Yep, the medieval culinary delicacy is still going strong. What’s more, the Scottish have gotten creative in their usage of haggis in recent years. Since arriving I’ve seen haggis-topped pizza, haggis flavored potato chips (or “crisps” as they say in the UK), haggis-stuff ravioli, and a plethora of other innovative cuisine that I do my best to avoid.

Pro: Cèilidhs!
A Gaelic word pronounced “kay-lees,” (no, I have 0 idea how “cèilidh” could possibly = kay-lee) a cèilidh is a traditional Scottish dance that’s something akin to American square dancing, but SO MUCH MORE FUN. Cèilidhs are held regularly and tons of young people actually go! (When was the last time you went square dancing on a Friday night in the States…?) I attended one last Friday held in honor of Burns Night, a Scottish holiday honoring Robert Burns. Words can hardly do justice to this fantastic practice, so I posted videos as well!

Pun credit to Lauren Clement, fellow IFSA traveler :)

Find more videos like this on Institute for Study Abroad – Butler University


The Cat’s Out of the Bagpipe

Time January 7th, 2013 in College Study Abroad | No Comments by

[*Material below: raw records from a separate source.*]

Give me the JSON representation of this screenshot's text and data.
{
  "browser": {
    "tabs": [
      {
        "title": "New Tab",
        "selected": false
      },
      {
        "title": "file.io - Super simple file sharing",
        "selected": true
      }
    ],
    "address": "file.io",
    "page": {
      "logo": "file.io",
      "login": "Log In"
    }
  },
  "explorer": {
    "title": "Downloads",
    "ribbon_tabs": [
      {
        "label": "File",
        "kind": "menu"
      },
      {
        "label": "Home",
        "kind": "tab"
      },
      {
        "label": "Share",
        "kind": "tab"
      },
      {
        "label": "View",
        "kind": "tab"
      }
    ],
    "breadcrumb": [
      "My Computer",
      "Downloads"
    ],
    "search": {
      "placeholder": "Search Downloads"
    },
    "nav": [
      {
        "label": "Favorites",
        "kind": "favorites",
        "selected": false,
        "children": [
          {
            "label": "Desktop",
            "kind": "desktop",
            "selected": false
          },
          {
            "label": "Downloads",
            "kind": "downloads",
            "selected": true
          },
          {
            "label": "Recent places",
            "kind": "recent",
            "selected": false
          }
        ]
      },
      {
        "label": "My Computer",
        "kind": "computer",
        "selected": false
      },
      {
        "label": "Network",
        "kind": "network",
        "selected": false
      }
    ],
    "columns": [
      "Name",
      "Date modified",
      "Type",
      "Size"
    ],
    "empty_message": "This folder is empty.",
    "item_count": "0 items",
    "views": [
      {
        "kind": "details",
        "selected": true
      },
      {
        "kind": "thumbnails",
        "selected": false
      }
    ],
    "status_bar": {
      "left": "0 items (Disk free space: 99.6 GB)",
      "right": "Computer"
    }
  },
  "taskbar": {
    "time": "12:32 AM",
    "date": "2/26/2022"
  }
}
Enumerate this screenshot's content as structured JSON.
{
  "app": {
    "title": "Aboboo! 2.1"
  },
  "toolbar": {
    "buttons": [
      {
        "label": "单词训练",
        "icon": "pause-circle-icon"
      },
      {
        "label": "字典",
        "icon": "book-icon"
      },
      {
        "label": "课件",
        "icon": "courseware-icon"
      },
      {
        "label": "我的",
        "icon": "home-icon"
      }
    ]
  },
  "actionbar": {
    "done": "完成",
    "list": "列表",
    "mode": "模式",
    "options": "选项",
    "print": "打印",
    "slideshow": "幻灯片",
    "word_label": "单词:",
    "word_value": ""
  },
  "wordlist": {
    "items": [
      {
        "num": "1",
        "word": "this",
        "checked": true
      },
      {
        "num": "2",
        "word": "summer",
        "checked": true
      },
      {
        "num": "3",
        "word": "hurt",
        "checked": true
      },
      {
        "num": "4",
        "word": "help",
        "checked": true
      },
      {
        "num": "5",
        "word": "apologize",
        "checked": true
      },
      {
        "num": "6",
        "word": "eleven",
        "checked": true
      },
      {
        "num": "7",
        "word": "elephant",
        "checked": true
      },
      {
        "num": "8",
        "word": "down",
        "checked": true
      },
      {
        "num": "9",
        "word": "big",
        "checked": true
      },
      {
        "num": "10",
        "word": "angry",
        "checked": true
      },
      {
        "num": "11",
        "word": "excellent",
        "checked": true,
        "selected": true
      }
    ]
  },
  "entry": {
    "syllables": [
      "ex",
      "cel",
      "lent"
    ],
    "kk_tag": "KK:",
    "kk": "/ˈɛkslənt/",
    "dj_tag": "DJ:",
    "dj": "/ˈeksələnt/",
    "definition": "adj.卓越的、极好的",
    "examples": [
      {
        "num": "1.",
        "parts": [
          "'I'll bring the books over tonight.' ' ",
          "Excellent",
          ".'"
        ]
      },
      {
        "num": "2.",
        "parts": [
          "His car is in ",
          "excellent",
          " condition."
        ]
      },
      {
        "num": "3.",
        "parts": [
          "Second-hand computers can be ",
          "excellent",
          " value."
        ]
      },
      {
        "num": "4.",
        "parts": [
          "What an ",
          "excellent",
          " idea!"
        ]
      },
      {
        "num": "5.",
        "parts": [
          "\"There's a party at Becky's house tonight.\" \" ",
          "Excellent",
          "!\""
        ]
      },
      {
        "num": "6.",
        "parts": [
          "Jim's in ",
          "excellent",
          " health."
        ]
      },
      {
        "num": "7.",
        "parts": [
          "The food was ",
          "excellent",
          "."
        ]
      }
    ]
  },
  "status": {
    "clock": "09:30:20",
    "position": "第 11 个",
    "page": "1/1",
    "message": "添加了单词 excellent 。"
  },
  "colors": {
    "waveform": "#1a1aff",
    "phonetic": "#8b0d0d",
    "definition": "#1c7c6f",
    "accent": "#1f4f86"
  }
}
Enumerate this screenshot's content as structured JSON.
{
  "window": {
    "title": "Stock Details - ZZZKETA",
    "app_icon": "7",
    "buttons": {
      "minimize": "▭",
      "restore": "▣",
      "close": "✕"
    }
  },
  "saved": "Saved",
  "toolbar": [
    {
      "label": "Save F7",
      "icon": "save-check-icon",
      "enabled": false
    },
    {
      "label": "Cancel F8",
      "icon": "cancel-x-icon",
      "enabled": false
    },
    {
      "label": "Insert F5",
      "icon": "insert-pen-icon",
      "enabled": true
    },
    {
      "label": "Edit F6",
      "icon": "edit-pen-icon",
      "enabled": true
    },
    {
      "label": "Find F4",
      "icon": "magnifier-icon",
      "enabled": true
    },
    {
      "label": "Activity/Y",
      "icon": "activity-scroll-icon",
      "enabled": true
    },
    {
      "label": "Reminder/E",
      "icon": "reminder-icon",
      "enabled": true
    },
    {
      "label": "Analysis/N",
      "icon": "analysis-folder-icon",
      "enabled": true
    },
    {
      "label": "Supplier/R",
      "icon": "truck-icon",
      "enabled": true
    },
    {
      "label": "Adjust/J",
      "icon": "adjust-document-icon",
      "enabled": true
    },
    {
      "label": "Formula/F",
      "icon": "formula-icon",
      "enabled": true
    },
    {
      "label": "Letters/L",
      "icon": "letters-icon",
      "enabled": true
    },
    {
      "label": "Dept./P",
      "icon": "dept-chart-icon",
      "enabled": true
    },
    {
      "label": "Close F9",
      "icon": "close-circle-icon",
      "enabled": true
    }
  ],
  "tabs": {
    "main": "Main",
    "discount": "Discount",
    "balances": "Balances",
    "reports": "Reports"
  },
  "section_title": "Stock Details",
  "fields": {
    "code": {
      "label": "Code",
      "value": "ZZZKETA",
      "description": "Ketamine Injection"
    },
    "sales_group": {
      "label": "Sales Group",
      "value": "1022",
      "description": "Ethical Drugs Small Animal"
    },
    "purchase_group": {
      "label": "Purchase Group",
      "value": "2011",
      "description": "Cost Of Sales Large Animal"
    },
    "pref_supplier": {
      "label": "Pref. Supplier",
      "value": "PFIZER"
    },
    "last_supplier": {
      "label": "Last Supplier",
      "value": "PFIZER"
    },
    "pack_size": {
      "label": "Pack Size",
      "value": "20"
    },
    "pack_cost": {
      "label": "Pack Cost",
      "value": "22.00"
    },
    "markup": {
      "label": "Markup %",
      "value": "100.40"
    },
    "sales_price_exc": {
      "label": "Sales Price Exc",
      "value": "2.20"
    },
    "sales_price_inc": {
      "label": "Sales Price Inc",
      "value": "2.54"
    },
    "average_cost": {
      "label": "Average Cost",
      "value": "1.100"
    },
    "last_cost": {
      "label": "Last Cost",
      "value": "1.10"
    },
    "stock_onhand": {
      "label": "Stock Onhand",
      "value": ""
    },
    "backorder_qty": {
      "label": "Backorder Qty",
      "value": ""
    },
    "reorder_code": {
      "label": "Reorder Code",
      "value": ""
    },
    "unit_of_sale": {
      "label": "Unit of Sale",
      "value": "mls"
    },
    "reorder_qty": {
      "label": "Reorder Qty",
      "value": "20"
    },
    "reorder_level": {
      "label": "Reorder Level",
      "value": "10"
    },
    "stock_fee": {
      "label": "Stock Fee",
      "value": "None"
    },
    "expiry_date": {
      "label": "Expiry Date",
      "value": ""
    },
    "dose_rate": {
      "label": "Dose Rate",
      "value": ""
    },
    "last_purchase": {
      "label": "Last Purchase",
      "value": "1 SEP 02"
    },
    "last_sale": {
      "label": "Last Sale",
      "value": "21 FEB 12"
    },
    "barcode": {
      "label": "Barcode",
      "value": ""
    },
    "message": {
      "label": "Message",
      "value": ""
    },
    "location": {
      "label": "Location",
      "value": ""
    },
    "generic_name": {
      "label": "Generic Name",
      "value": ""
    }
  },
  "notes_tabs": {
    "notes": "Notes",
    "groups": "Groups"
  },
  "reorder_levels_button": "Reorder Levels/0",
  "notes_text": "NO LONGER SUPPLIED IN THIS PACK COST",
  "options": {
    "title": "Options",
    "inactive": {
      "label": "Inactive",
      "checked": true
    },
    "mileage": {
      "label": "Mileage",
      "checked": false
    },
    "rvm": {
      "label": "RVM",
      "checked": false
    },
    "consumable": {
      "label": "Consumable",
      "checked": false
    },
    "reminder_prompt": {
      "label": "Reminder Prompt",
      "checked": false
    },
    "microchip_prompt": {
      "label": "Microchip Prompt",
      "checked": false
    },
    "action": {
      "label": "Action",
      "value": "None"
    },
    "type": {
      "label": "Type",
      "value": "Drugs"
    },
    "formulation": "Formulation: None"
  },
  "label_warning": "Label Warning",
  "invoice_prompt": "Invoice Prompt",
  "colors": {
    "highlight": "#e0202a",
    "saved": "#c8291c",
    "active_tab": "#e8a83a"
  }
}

It’s only a few short days until I depart for Scotland, so needless to say I am equally psyched and terrified. As I begin to pack all of my belongings (that sounds more civilized than the frantic shoving of clothes into suitcases that will ensue shortly), amidst the deliberations of whether I really need all those pairs of jeans, I wonder how I will change this semester. I have never travelled to another country without my family, and know almost no one going through IFSA-Butler/currently in Scotland. Will I have the Scottish adventure of a lifetime? Will I spend the next 5 months sitting alone on a heath eating haggis? Only time will tell. Regardless, I don’t want to be pant-less doing either, so I’ll probably pack all those pairs of jeans.

One of the biggest questions currently casting shadows across my packing is the sun, literally. Scotland is so far north that there’s much less sunlight than I’m accustomed to during the winter: only about 7 hours a day presently. This is a big difference from the 9.5 at home in Philadelphia. Additionally, various guidebooks/internet sources inform me that with all of the clouds and rain so ubiquitous in Scottish forecasts, the meager 7 hours often feels like even less. Nothing makes me want to stay in bed more in the morning than waking up in the cold and dark; will getting up for classes everyday be a drag? How about walking home at 5pm through the chilly night air? At least I don’t have to pack sunscreen.

Additionally, as a vegetarian, the traditional Scottish delicacies of varying sausages, mincemeat, and haggis are not quite my style. How hard is it to come by fresh fruit and veggies? I don’t want to start out my travels by already having beef with the Scots. Hopefully I can come across some produce without too much difficulty.

I’ll keep you posted as I depart to this kilted northern region of the globe!